▸ INPUT DATA:
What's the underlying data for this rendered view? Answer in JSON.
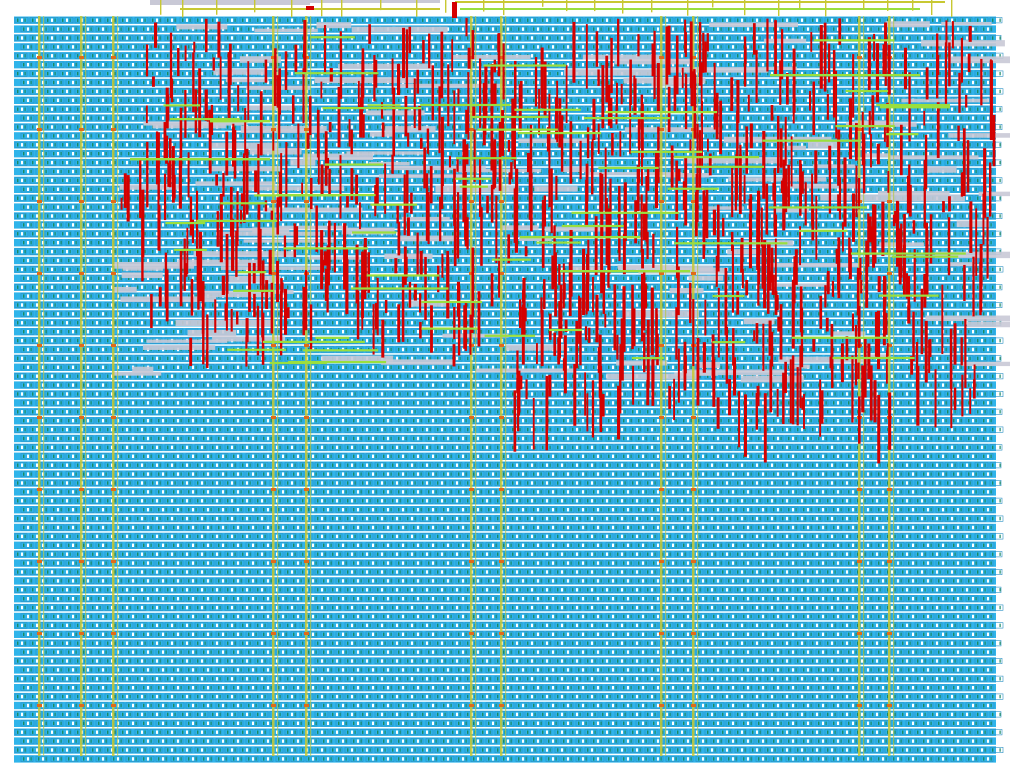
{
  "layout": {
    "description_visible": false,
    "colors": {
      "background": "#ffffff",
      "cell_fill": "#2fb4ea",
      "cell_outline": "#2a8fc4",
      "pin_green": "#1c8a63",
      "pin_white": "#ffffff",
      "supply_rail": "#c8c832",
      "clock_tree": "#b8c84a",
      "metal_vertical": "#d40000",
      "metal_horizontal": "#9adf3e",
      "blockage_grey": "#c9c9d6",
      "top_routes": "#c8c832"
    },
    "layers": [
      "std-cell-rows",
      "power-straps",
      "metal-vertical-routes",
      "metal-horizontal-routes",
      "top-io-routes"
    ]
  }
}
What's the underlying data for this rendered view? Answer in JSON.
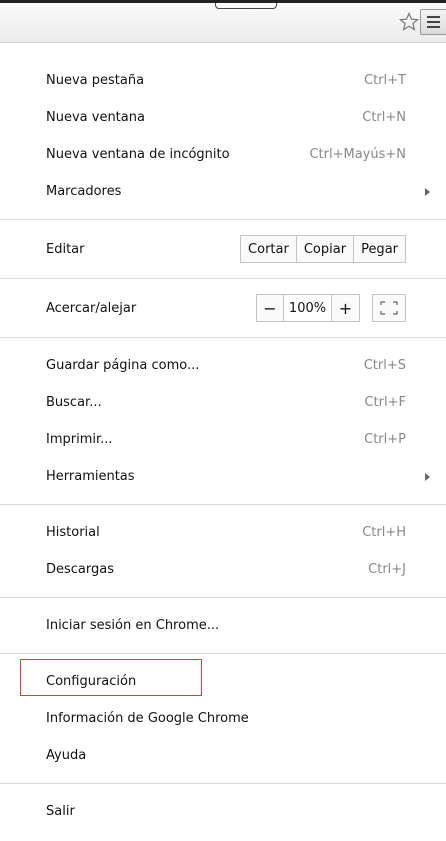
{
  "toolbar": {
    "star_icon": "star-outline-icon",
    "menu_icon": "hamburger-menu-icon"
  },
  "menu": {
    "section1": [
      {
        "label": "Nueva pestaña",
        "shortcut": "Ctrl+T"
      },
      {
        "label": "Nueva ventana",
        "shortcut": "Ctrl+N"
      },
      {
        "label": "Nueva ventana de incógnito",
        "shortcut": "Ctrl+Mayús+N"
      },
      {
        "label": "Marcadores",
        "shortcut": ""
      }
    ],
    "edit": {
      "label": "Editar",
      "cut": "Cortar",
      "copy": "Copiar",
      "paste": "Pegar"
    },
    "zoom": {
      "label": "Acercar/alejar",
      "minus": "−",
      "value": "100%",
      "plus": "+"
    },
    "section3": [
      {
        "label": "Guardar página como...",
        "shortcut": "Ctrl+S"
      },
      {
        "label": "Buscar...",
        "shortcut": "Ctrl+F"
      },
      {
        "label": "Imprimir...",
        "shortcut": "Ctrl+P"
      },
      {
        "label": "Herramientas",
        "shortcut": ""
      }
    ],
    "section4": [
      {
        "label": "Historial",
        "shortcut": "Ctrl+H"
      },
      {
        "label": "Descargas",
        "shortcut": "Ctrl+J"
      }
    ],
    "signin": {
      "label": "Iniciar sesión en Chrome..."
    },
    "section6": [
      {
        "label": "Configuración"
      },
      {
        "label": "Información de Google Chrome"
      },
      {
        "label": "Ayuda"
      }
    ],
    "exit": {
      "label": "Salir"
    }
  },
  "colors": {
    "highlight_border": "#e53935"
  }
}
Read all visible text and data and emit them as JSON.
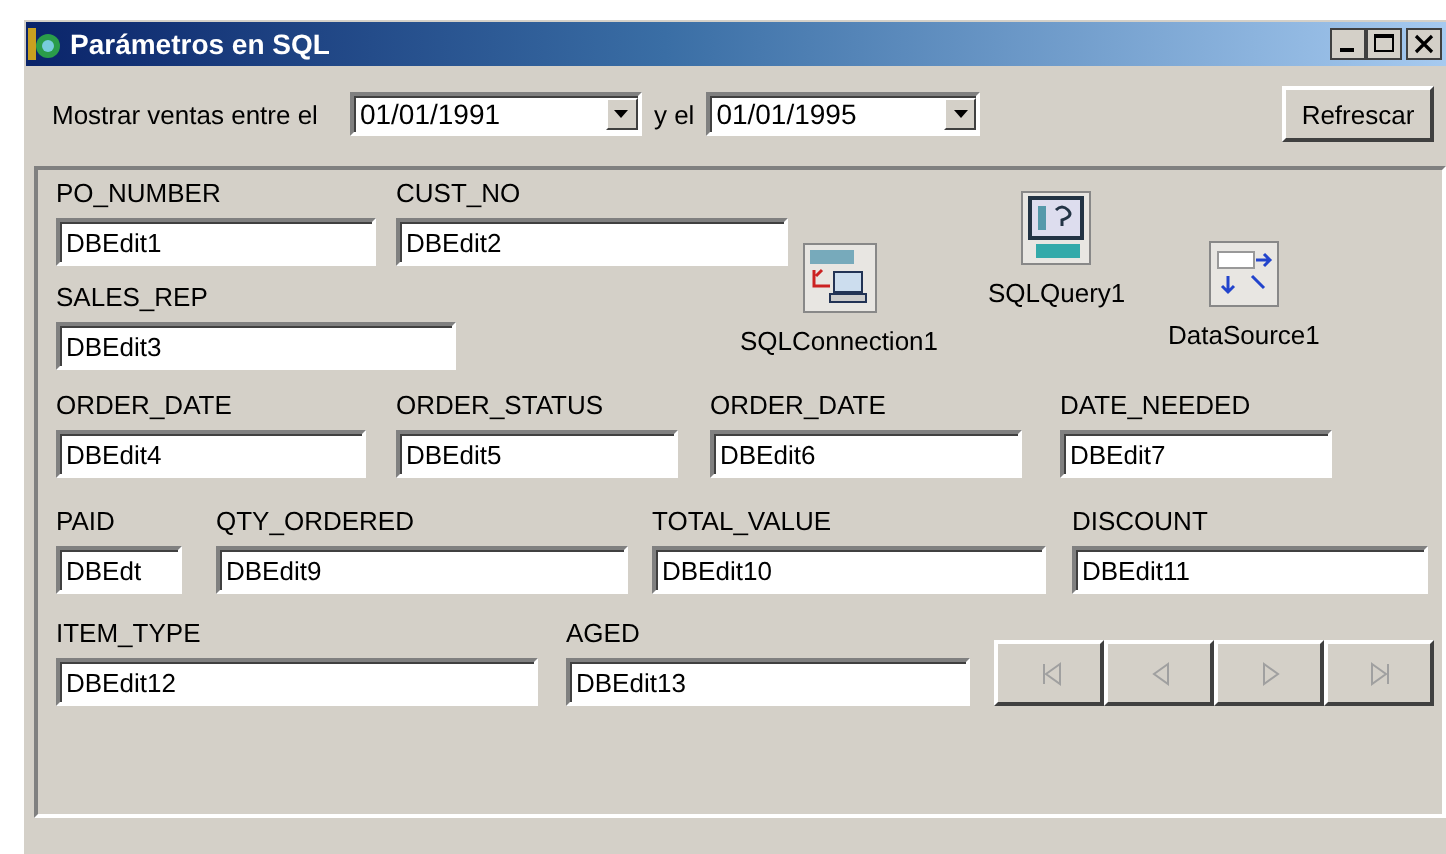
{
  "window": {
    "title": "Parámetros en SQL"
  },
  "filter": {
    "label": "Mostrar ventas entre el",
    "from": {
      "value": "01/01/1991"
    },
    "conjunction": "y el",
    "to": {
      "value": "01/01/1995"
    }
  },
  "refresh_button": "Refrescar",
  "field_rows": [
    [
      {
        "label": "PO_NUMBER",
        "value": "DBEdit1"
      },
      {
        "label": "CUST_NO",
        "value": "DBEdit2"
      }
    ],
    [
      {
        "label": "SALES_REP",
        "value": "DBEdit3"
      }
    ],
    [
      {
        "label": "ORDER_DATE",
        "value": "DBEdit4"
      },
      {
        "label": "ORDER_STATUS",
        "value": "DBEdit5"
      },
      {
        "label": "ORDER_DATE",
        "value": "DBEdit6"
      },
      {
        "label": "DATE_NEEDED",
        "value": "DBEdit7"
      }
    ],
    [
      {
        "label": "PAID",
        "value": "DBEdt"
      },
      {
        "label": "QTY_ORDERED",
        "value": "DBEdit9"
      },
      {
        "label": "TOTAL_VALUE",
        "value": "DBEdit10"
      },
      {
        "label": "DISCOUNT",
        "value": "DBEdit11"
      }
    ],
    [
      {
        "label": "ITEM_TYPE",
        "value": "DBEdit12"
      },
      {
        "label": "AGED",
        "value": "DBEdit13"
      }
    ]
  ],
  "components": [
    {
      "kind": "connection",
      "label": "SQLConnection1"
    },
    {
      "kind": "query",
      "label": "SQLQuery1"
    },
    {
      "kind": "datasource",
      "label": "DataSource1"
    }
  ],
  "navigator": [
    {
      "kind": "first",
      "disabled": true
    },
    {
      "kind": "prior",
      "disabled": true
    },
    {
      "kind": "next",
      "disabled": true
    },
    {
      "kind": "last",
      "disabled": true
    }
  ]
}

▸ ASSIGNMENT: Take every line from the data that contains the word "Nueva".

▸ PROBLEM SOLUTION:
        "label": "Nueva pestaña",
        "label": "Nueva ventana",
        "label": "Nueva ventana de incógnito",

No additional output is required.